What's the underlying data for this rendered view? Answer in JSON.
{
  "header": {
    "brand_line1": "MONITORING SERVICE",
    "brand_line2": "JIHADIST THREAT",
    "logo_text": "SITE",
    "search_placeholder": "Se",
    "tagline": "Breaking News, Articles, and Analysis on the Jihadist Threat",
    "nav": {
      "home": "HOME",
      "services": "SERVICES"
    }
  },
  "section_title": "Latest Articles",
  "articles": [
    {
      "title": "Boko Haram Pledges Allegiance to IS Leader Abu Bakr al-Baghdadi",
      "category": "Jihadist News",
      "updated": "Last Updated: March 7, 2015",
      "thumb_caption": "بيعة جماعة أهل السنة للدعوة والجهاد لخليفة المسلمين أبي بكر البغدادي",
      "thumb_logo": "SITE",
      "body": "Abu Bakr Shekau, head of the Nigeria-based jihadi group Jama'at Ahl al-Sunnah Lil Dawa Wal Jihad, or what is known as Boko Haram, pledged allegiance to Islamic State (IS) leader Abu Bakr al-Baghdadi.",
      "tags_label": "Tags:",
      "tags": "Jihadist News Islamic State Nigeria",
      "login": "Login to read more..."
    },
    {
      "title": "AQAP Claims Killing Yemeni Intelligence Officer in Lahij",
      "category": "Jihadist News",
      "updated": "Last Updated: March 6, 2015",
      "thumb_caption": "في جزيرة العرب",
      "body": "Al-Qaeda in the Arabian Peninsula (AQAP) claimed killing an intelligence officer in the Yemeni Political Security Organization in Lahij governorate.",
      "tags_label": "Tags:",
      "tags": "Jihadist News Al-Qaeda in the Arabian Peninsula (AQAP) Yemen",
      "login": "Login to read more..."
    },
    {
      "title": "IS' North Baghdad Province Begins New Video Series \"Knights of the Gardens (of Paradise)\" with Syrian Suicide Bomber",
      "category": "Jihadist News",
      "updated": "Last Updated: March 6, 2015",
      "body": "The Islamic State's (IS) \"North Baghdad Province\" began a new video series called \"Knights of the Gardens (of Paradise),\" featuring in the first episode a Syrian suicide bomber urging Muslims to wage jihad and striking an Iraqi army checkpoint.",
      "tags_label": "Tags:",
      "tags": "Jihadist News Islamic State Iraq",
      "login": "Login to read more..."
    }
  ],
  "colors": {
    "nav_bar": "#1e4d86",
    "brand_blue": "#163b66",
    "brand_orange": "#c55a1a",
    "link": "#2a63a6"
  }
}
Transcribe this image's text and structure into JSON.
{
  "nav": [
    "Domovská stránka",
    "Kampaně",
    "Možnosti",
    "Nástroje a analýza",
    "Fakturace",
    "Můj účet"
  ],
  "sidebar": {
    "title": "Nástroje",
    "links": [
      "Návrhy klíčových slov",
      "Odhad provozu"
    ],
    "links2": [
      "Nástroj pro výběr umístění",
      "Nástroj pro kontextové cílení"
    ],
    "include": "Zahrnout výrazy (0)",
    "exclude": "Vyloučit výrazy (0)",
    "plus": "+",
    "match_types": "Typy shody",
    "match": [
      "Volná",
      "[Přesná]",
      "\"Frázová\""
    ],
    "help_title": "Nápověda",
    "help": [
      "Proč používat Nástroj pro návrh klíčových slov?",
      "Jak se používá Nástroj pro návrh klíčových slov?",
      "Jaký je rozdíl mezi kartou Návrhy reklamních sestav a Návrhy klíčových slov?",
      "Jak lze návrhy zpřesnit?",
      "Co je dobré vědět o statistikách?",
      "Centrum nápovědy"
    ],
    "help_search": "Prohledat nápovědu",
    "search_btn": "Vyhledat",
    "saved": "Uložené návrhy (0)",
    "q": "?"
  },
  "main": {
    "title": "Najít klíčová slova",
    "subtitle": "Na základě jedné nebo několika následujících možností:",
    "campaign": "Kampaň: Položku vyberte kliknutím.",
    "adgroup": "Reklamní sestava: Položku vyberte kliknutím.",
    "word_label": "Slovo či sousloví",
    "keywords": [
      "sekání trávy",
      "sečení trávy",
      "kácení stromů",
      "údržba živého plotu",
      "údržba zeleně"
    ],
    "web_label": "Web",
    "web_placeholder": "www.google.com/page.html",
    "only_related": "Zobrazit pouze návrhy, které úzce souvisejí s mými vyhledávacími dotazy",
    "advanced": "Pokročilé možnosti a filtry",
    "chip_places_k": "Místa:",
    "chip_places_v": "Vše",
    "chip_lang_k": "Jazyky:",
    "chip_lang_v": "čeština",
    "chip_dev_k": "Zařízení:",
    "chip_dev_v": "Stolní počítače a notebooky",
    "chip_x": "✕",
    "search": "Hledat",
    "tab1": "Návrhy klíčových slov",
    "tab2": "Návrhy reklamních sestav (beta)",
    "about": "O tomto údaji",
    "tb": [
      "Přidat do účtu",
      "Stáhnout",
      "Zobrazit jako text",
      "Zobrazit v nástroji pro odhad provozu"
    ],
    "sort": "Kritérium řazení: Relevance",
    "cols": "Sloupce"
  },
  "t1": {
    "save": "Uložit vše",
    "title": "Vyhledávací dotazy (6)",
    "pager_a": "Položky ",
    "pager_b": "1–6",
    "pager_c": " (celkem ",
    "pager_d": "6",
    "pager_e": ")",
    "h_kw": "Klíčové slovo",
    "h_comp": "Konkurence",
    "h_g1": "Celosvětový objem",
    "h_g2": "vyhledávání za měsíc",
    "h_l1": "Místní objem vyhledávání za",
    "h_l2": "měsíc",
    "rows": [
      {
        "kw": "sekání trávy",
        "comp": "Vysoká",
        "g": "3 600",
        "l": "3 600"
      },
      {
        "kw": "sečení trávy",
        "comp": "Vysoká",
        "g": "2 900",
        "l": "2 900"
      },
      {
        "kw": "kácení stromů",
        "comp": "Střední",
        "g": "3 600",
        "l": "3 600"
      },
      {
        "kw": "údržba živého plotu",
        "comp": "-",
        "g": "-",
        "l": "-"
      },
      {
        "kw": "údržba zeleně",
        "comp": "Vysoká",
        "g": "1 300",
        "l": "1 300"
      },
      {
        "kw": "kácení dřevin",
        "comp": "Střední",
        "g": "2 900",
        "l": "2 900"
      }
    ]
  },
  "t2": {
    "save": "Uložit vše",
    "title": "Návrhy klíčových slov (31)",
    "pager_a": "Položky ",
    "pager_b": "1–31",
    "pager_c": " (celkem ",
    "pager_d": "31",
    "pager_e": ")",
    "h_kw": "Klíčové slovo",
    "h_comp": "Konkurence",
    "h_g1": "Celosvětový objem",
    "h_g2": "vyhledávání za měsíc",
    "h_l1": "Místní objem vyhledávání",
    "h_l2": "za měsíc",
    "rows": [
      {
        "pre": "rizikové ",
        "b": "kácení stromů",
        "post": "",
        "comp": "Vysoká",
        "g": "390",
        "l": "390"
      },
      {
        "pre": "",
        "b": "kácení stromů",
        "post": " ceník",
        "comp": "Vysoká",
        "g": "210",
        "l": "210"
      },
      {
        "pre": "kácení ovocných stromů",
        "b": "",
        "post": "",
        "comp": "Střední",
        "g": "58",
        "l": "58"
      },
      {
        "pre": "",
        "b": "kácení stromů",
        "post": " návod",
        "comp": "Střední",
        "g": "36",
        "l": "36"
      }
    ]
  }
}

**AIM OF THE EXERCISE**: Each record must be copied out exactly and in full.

**ANSWER SECTION**:
What's the underlying data for this rendered view? Answer in JSON.
{
  "header": {
    "brand_line1": "MONITORING SERVICE",
    "brand_line2": "JIHADIST THREAT",
    "logo_text": "SITE",
    "search_placeholder": "Se",
    "tagline": "Breaking News, Articles, and Analysis on the Jihadist Threat",
    "nav": {
      "home": "HOME",
      "services": "SERVICES"
    }
  },
  "section_title": "Latest Articles",
  "articles": [
    {
      "title": "Boko Haram Pledges Allegiance to IS Leader Abu Bakr al-Baghdadi",
      "category": "Jihadist News",
      "updated": "Last Updated: March 7, 2015",
      "thumb_caption": "بيعة جماعة أهل السنة للدعوة والجهاد لخليفة المسلمين أبي بكر البغدادي",
      "thumb_logo": "SITE",
      "body": "Abu Bakr Shekau, head of the Nigeria-based jihadi group Jama'at Ahl al-Sunnah Lil Dawa Wal Jihad, or what is known as Boko Haram, pledged allegiance to Islamic State (IS) leader Abu Bakr al-Baghdadi.",
      "tags_label": "Tags:",
      "tags": "Jihadist News Islamic State Nigeria",
      "login": "Login to read more..."
    },
    {
      "title": "AQAP Claims Killing Yemeni Intelligence Officer in Lahij",
      "category": "Jihadist News",
      "updated": "Last Updated: March 6, 2015",
      "thumb_caption": "في جزيرة العرب",
      "body": "Al-Qaeda in the Arabian Peninsula (AQAP) claimed killing an intelligence officer in the Yemeni Political Security Organization in Lahij governorate.",
      "tags_label": "Tags:",
      "tags": "Jihadist News Al-Qaeda in the Arabian Peninsula (AQAP) Yemen",
      "login": "Login to read more..."
    },
    {
      "title": "IS' North Baghdad Province Begins New Video Series \"Knights of the Gardens (of Paradise)\" with Syrian Suicide Bomber",
      "category": "Jihadist News",
      "updated": "Last Updated: March 6, 2015",
      "body": "The Islamic State's (IS) \"North Baghdad Province\" began a new video series called \"Knights of the Gardens (of Paradise),\" featuring in the first episode a Syrian suicide bomber urging Muslims to wage jihad and striking an Iraqi army checkpoint.",
      "tags_label": "Tags:",
      "tags": "Jihadist News Islamic State Iraq",
      "login": "Login to read more..."
    }
  ],
  "colors": {
    "nav_bar": "#1e4d86",
    "brand_blue": "#163b66",
    "brand_orange": "#c55a1a",
    "link": "#2a63a6"
  }
}
Transcribe this image's text and structure into JSON.
{
  "nav": [
    "Domovská stránka",
    "Kampaně",
    "Možnosti",
    "Nástroje a analýza",
    "Fakturace",
    "Můj účet"
  ],
  "sidebar": {
    "title": "Nástroje",
    "links": [
      "Návrhy klíčových slov",
      "Odhad provozu"
    ],
    "links2": [
      "Nástroj pro výběr umístění",
      "Nástroj pro kontextové cílení"
    ],
    "include": "Zahrnout výrazy (0)",
    "exclude": "Vyloučit výrazy (0)",
    "plus": "+",
    "match_types": "Typy shody",
    "match": [
      "Volná",
      "[Přesná]",
      "\"Frázová\""
    ],
    "help_title": "Nápověda",
    "help": [
      "Proč používat Nástroj pro návrh klíčových slov?",
      "Jak se používá Nástroj pro návrh klíčových slov?",
      "Jaký je rozdíl mezi kartou Návrhy reklamních sestav a Návrhy klíčových slov?",
      "Jak lze návrhy zpřesnit?",
      "Co je dobré vědět o statistikách?",
      "Centrum nápovědy"
    ],
    "help_search": "Prohledat nápovědu",
    "search_btn": "Vyhledat",
    "saved": "Uložené návrhy (0)",
    "q": "?"
  },
  "main": {
    "title": "Najít klíčová slova",
    "subtitle": "Na základě jedné nebo několika následujících možností:",
    "campaign": "Kampaň: Položku vyberte kliknutím.",
    "adgroup": "Reklamní sestava: Položku vyberte kliknutím.",
    "word_label": "Slovo či sousloví",
    "keywords": [
      "sekání trávy",
      "sečení trávy",
      "kácení stromů",
      "údržba živého plotu",
      "údržba zeleně"
    ],
    "web_label": "Web",
    "web_placeholder": "www.google.com/page.html",
    "only_related": "Zobrazit pouze návrhy, které úzce souvisejí s mými vyhledávacími dotazy",
    "advanced": "Pokročilé možnosti a filtry",
    "chip_places_k": "Místa:",
    "chip_places_v": "Vše",
    "chip_lang_k": "Jazyky:",
    "chip_lang_v": "čeština",
    "chip_dev_k": "Zařízení:",
    "chip_dev_v": "Stolní počítače a notebooky",
    "chip_x": "✕",
    "search": "Hledat",
    "tab1": "Návrhy klíčových slov",
    "tab2": "Návrhy reklamních sestav (beta)",
    "about": "O tomto údaji",
    "tb": [
      "Přidat do účtu",
      "Stáhnout",
      "Zobrazit jako text",
      "Zobrazit v nástroji pro odhad provozu"
    ],
    "sort": "Kritérium řazení: Relevance",
    "cols": "Sloupce"
  },
  "t1": {
    "save": "Uložit vše",
    "title": "Vyhledávací dotazy (6)",
    "pager_a": "Položky ",
    "pager_b": "1–6",
    "pager_c": " (celkem ",
    "pager_d": "6",
    "pager_e": ")",
    "h_kw": "Klíčové slovo",
    "h_comp": "Konkurence",
    "h_g1": "Celosvětový objem",
    "h_g2": "vyhledávání za měsíc",
    "h_l1": "Místní objem vyhledávání za",
    "h_l2": "měsíc",
    "rows": [
      {
        "kw": "sekání trávy",
        "comp": "Vysoká",
        "g": "3 600",
        "l": "3 600"
      },
      {
        "kw": "sečení trávy",
        "comp": "Vysoká",
        "g": "2 900",
        "l": "2 900"
      },
      {
        "kw": "kácení stromů",
        "comp": "Střední",
        "g": "3 600",
        "l": "3 600"
      },
      {
        "kw": "údržba živého plotu",
        "comp": "-",
        "g": "-",
        "l": "-"
      },
      {
        "kw": "údržba zeleně",
        "comp": "Vysoká",
        "g": "1 300",
        "l": "1 300"
      },
      {
        "kw": "kácení dřevin",
        "comp": "Střední",
        "g": "2 900",
        "l": "2 900"
      }
    ]
  },
  "t2": {
    "save": "Uložit vše",
    "title": "Návrhy klíčových slov (31)",
    "pager_a": "Položky ",
    "pager_b": "1–31",
    "pager_c": " (celkem ",
    "pager_d": "31",
    "pager_e": ")",
    "h_kw": "Klíčové slovo",
    "h_comp": "Konkurence",
    "h_g1": "Celosvětový objem",
    "h_g2": "vyhledávání za měsíc",
    "h_l1": "Místní objem vyhledávání",
    "h_l2": "za měsíc",
    "rows": [
      {
        "pre": "rizikové ",
        "b": "kácení stromů",
        "post": "",
        "comp": "Vysoká",
        "g": "390",
        "l": "390"
      },
      {
        "pre": "",
        "b": "kácení stromů",
        "post": " ceník",
        "comp": "Vysoká",
        "g": "210",
        "l": "210"
      },
      {
        "pre": "kácení ovocných stromů",
        "b": "",
        "post": "",
        "comp": "Střední",
        "g": "58",
        "l": "58"
      },
      {
        "pre": "",
        "b": "kácení stromů",
        "post": " návod",
        "comp": "Střední",
        "g": "36",
        "l": "36"
      }
    ]
  }
}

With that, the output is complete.